** Materials provided follows **
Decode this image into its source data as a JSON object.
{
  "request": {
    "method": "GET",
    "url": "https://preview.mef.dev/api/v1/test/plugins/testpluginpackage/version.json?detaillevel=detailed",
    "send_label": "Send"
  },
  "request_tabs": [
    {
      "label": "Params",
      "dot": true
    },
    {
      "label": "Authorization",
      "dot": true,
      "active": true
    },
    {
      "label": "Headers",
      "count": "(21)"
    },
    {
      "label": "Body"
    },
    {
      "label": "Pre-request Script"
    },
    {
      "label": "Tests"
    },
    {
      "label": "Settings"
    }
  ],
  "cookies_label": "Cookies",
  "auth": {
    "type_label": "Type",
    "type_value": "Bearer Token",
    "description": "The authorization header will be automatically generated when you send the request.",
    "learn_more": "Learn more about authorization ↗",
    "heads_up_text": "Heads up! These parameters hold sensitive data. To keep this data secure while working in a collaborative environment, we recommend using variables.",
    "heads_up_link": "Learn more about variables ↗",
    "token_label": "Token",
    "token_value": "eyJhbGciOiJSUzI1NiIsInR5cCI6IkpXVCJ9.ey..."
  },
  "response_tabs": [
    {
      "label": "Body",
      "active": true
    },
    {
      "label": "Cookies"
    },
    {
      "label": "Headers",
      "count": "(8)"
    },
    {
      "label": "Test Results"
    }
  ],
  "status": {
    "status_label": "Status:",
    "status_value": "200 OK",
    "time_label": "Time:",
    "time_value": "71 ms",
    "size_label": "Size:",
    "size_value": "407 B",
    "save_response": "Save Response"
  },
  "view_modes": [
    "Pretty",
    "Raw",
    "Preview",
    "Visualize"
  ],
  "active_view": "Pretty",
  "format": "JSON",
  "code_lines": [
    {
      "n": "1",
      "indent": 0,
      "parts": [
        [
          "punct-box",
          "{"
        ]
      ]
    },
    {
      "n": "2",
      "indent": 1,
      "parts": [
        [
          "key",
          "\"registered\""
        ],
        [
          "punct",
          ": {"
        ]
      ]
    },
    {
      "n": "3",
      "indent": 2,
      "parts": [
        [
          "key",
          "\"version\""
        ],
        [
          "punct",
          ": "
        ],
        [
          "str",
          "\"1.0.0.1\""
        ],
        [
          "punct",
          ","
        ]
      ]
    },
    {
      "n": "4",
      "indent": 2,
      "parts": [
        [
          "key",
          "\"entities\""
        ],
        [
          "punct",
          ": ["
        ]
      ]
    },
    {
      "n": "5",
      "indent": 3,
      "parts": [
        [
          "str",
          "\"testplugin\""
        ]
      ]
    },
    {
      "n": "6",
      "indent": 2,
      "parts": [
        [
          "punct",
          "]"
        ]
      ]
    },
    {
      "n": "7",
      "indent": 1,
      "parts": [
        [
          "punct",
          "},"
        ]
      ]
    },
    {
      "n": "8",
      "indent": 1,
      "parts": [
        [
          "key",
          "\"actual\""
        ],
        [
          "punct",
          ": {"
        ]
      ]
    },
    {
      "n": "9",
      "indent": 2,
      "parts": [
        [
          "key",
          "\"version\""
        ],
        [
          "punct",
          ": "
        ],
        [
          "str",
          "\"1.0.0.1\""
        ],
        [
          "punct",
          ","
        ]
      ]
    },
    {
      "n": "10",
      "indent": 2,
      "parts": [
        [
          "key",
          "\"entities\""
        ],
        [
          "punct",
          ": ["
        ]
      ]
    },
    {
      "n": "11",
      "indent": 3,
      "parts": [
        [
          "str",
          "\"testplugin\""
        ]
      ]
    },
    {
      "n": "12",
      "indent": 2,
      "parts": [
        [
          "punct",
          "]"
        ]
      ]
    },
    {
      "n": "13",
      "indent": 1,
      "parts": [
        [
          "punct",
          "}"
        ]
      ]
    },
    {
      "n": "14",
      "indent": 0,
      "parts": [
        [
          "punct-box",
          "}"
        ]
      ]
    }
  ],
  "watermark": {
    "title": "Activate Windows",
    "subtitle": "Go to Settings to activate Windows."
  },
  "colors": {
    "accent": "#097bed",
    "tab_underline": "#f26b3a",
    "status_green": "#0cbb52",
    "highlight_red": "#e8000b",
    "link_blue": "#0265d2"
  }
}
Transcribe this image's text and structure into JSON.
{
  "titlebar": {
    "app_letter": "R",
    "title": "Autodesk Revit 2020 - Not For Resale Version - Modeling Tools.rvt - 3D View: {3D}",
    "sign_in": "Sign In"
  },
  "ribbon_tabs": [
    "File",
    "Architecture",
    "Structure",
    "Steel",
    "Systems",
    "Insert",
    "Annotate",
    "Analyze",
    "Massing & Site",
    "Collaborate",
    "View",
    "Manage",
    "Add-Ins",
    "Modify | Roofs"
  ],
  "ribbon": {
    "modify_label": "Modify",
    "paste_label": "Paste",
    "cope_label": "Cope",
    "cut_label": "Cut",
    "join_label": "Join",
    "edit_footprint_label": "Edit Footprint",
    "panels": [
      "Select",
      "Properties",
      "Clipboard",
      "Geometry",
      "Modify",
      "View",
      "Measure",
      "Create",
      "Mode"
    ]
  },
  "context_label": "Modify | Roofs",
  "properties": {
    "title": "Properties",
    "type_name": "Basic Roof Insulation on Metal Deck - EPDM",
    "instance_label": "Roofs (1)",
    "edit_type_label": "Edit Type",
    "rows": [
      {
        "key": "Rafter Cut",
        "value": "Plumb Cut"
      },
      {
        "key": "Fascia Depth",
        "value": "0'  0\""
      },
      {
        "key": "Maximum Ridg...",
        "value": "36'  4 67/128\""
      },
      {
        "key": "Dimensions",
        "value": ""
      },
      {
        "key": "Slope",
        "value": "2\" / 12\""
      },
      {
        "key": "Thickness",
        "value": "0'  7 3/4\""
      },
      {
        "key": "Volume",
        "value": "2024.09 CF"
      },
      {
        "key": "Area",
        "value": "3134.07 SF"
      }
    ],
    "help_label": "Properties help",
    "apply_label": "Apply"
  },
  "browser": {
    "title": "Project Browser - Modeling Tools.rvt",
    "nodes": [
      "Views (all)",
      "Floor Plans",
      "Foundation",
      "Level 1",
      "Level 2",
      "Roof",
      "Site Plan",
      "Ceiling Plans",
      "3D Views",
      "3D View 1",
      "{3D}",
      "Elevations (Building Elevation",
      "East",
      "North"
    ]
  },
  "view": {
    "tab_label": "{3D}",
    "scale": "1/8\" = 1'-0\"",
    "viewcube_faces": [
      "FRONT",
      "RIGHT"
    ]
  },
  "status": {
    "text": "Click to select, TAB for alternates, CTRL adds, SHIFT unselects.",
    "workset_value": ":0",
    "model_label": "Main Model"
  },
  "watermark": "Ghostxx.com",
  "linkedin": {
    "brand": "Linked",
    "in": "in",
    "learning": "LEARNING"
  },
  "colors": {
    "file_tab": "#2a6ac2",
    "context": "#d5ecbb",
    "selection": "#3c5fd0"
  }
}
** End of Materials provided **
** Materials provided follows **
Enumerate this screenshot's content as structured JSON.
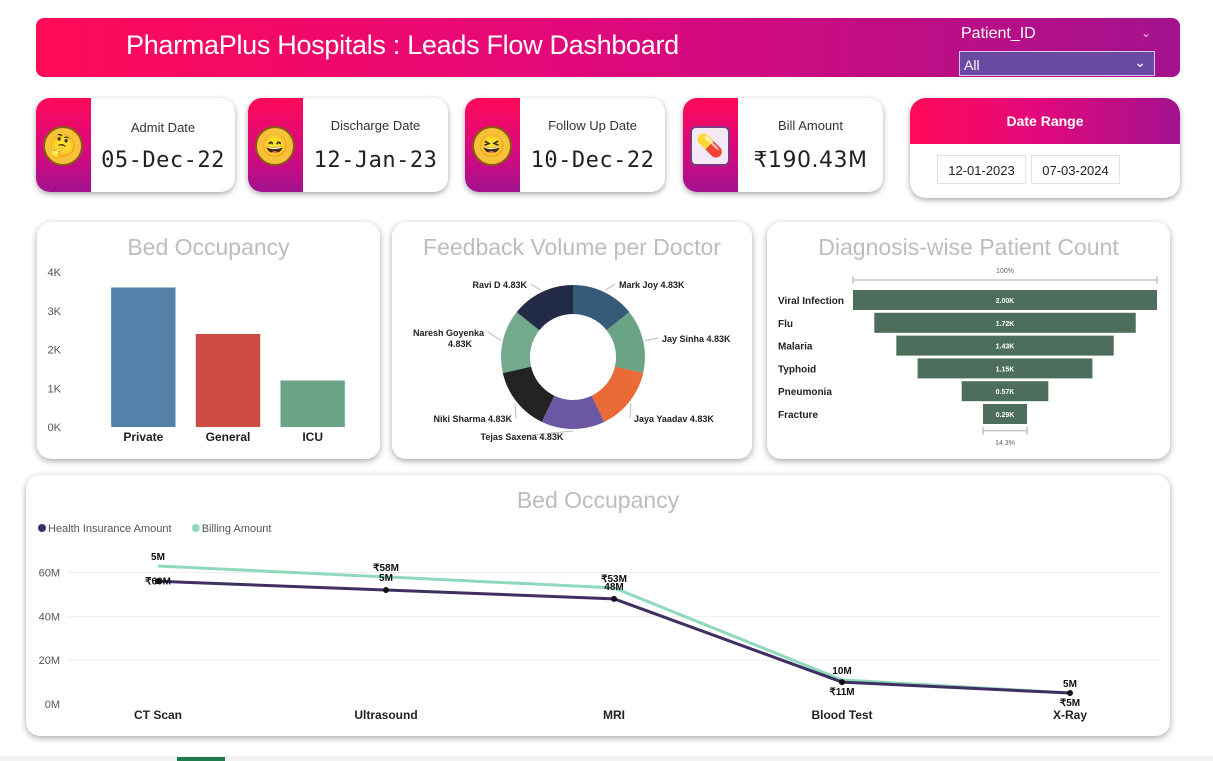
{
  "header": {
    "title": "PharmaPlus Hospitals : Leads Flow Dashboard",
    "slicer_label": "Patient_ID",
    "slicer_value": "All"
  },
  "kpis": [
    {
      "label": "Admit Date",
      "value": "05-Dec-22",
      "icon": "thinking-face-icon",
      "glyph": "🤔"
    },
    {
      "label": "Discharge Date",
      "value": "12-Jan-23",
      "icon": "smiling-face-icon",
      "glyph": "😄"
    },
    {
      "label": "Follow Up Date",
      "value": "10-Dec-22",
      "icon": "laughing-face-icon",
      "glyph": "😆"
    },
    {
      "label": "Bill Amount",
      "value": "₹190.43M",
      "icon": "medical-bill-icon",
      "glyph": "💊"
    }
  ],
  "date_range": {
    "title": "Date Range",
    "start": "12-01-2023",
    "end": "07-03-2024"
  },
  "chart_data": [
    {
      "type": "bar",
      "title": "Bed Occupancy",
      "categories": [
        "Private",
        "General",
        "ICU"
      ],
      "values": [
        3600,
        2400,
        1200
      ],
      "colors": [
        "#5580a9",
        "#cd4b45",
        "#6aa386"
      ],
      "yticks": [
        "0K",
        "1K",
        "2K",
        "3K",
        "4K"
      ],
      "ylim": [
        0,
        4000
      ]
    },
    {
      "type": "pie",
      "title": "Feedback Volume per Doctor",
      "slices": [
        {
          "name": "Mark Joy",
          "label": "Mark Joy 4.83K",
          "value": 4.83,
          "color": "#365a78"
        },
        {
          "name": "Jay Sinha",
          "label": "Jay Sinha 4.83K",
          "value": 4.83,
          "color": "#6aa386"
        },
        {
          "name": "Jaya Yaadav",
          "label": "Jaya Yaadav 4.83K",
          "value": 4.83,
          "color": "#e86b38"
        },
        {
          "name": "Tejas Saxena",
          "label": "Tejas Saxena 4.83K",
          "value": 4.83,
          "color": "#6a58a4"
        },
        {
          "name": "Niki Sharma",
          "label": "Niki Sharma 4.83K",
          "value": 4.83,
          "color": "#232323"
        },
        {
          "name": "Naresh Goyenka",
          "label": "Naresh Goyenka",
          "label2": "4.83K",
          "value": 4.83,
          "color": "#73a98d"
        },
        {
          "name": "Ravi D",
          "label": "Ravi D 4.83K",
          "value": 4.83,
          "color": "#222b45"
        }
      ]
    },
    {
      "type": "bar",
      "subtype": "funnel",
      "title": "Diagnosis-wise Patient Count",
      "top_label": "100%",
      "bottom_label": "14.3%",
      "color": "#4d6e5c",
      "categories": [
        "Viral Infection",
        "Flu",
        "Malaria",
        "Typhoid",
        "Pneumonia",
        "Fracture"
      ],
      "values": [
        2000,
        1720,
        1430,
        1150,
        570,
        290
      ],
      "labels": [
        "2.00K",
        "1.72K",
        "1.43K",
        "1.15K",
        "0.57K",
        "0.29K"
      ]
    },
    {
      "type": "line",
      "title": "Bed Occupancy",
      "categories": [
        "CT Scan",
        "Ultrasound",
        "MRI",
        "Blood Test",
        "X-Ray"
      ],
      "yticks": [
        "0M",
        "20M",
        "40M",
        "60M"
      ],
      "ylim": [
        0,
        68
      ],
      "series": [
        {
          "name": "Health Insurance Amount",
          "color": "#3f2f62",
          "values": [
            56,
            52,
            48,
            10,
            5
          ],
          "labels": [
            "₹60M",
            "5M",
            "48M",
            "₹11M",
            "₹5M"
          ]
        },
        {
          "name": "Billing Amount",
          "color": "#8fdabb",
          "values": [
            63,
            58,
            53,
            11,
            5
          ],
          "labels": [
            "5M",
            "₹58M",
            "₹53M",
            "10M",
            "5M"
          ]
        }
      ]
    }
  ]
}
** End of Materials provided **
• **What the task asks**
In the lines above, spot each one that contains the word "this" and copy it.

• **Answer to the exercise**
Decode this image into its source data as a JSON object.
    "heads_up_text": "Heads up! These parameters hold sensitive data. To keep this data secure while working in a collaborative environment, we recommend using variables.",
Transcribe this image's text and structure into JSON.
Enumerate this screenshot's content as structured JSON.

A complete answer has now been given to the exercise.